jean tresfon (3)

5th August – “Two days of strong westerly winds combined with very large swells has now resulted in zero visibility conditions in the waters around Hermanus. There is not even a pretense of any visibility, the water is a lovely pea-soup green and I’ve seen dams with clearer water. Since we are here to film southern right whales underwater obviously this is not ideal! Arrived back at the harbour at midday after a few hours of being bashed around by the ocean with the shutter count the same as when we departed and decided to walk off the frustration by hiking up to Galpin Peak in the Fernkloof Nature Reserve. Stunning route with amazing vistas! Balance and perspective restored, now to formulate a new plan of action…”

jean tresfon (2)

 

Facts about the southern right whale

They were hunted mercilessly but have been protected since 1934, and there are now more than 4000 of these, most of which visit the South African coastline between June and November. The feeding grounds for Southern Right whales is in Antarctica, and they come to the sheltered waters of the Cape to breed, calf and suckle their young.

Whales give birth once ever three years. The gestation period is 12 months, and the suckling period is 6 months during which time the calf consumes up to 200 litres of milk per day. In the breeding season, cows and calves can be seen breaching together, which suggests this may be a learned activity.

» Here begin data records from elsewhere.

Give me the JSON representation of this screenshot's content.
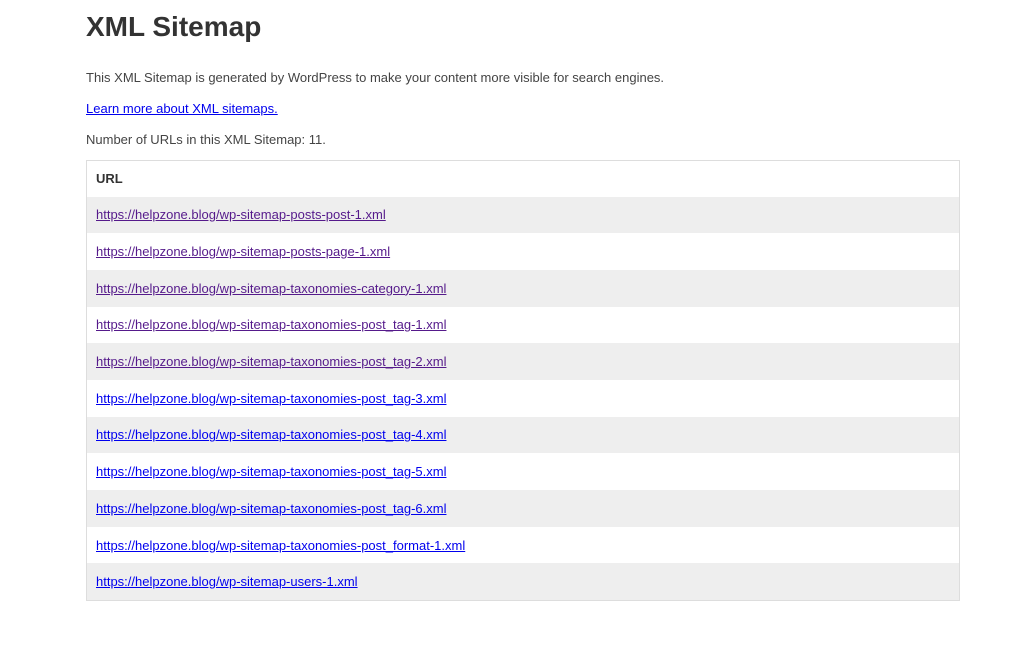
{
  "page": {
    "title": "XML Sitemap",
    "description": "This XML Sitemap is generated by WordPress to make your content more visible for search engines.",
    "learn_more_link": "Learn more about XML sitemaps.",
    "url_count_text": "Number of URLs in this XML Sitemap: 11."
  },
  "table": {
    "header": "URL",
    "rows": [
      {
        "url": "https://helpzone.blog/wp-sitemap-posts-post-1.xml",
        "visited": true
      },
      {
        "url": "https://helpzone.blog/wp-sitemap-posts-page-1.xml",
        "visited": true
      },
      {
        "url": "https://helpzone.blog/wp-sitemap-taxonomies-category-1.xml",
        "visited": true
      },
      {
        "url": "https://helpzone.blog/wp-sitemap-taxonomies-post_tag-1.xml",
        "visited": true
      },
      {
        "url": "https://helpzone.blog/wp-sitemap-taxonomies-post_tag-2.xml",
        "visited": true
      },
      {
        "url": "https://helpzone.blog/wp-sitemap-taxonomies-post_tag-3.xml",
        "visited": false
      },
      {
        "url": "https://helpzone.blog/wp-sitemap-taxonomies-post_tag-4.xml",
        "visited": false
      },
      {
        "url": "https://helpzone.blog/wp-sitemap-taxonomies-post_tag-5.xml",
        "visited": false
      },
      {
        "url": "https://helpzone.blog/wp-sitemap-taxonomies-post_tag-6.xml",
        "visited": false
      },
      {
        "url": "https://helpzone.blog/wp-sitemap-taxonomies-post_format-1.xml",
        "visited": false
      },
      {
        "url": "https://helpzone.blog/wp-sitemap-users-1.xml",
        "visited": false
      }
    ]
  },
  "colors": {
    "link": "#0000ee",
    "visited_link": "#551a8b",
    "row_stripe": "#eeeeee",
    "text": "#444444"
  }
}
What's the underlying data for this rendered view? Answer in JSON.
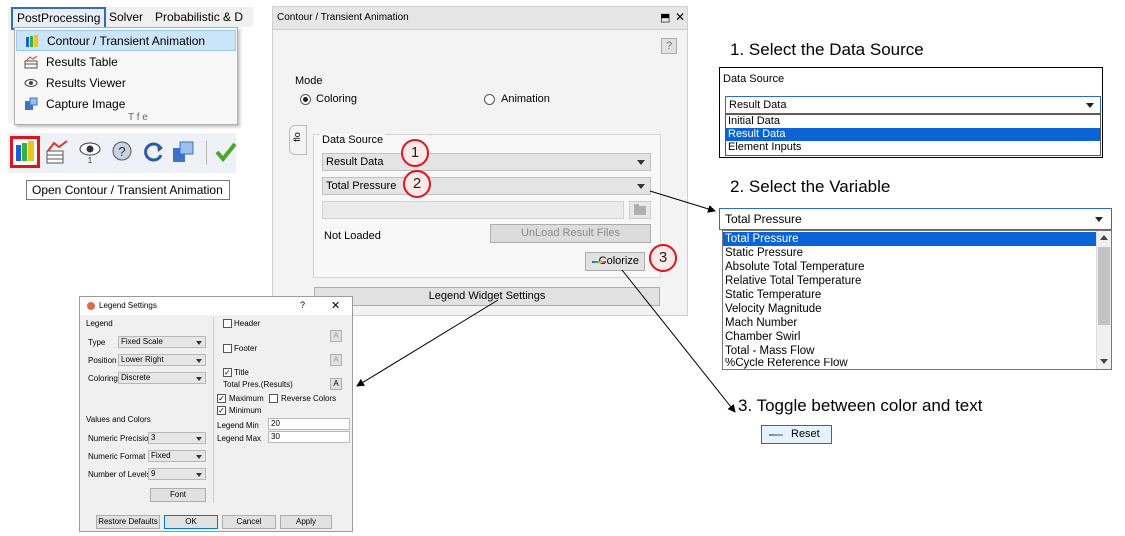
{
  "menu": {
    "menubar": [
      "PostProcessing",
      "Solver",
      "Probabilistic & D"
    ],
    "items": [
      "Contour / Transient Animation",
      "Results Table",
      "Results Viewer",
      "Capture Image"
    ],
    "partial_text": "T f e"
  },
  "tooltip": "Open Contour / Transient Animation",
  "cta": {
    "title": "Contour / Transient Animation",
    "help": "?",
    "controls": [
      "⬒",
      "✕"
    ],
    "mode_label": "Mode",
    "mode_options": [
      "Coloring",
      "Animation"
    ],
    "mode_selected": "Coloring",
    "side_tab": "flo",
    "data_source_label": "Data Source",
    "data_source_value": "Result Data",
    "variable_value": "Total Pressure",
    "status": "Not Loaded",
    "unload_button": "UnLoad Result Files",
    "colorize_button": "Colorize",
    "legend_widget_button": "Legend Widget Settings",
    "callouts": [
      "1",
      "2",
      "3"
    ]
  },
  "legend": {
    "title": "Legend Settings",
    "help": "?",
    "close": "✕",
    "legend_group": "Legend",
    "type_label": "Type",
    "type_value": "Fixed Scale",
    "position_label": "Position",
    "position_value": "Lower Right",
    "coloring_label": "Coloring",
    "coloring_value": "Discrete",
    "values_group": "Values and Colors",
    "precision_label": "Numeric Precision",
    "precision_value": "3",
    "format_label": "Numeric Format",
    "format_value": "Fixed",
    "levels_label": "Number of Levels",
    "levels_value": "9",
    "font_button": "Font",
    "header_label": "Header",
    "footer_label": "Footer",
    "title_label": "Title",
    "title_text": "Total Pres.(Results)",
    "a_button": "A",
    "maximum_label": "Maximum",
    "reverse_label": "Reverse Colors",
    "minimum_label": "Minimum",
    "legend_min_label": "Legend Min",
    "legend_min_value": "20",
    "legend_max_label": "Legend Max",
    "legend_max_value": "30",
    "buttons": [
      "Restore Defaults",
      "OK",
      "Cancel",
      "Apply"
    ]
  },
  "steps": {
    "step1": "1. Select the Data Source",
    "step2": "2. Select the Variable",
    "step3": "3. Toggle between color and text"
  },
  "data_source_box": {
    "label": "Data Source",
    "value": "Result Data",
    "options": [
      "Initial Data",
      "Result Data",
      "Element Inputs"
    ],
    "selected": "Result Data"
  },
  "variable_box": {
    "value": "Total Pressure",
    "options": [
      "Total Pressure",
      "Static Pressure",
      "Absolute Total Temperature",
      "Relative Total Temperature",
      "Static Temperature",
      "Velocity Magnitude",
      "Mach Number",
      "Chamber Swirl",
      "Total - Mass Flow",
      "%Cycle Reference Flow"
    ],
    "selected": "Total Pressure"
  },
  "reset_button": "Reset",
  "colors": {
    "highlight": "#0a64d6",
    "callout": "#e0141e",
    "menu_select": "#cce4f7"
  }
}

Booking a charter to see southern right whales

If you have special requirements then get in touch with a specialist operator. Generally all boats will have 50 meter viewing limits but there are times when the whales will approach the boats. This is winter in the Cape and weather can change very quickly from clear, windless days with crystal clear visibility to storm conditions churned up by westerly cold fronts. I suggest having an open plan for arrangements.  I would avoid going on one of the large whale watching boats, and if you are prone to being seasick then start a regimen of anti-nausea pills at least 24 hours before setting off.

Other photographic highlights at this time of year

There are plenty of great photographic opportunities in the Cape, and we can offer some good suggestions for photographers in the region. Of course, this is also the time when the Cape Floral Kingdom (the smallest but most diverse of the 6 Floral Kingdoms) lights up with flowers and attracts myriad birds and insects. The flowering season starts in Namaqualand at this time too.

Read more about photographing Cape Town from the air or from the sea or join us for a Photos & Africa Cape Town tour or workshop.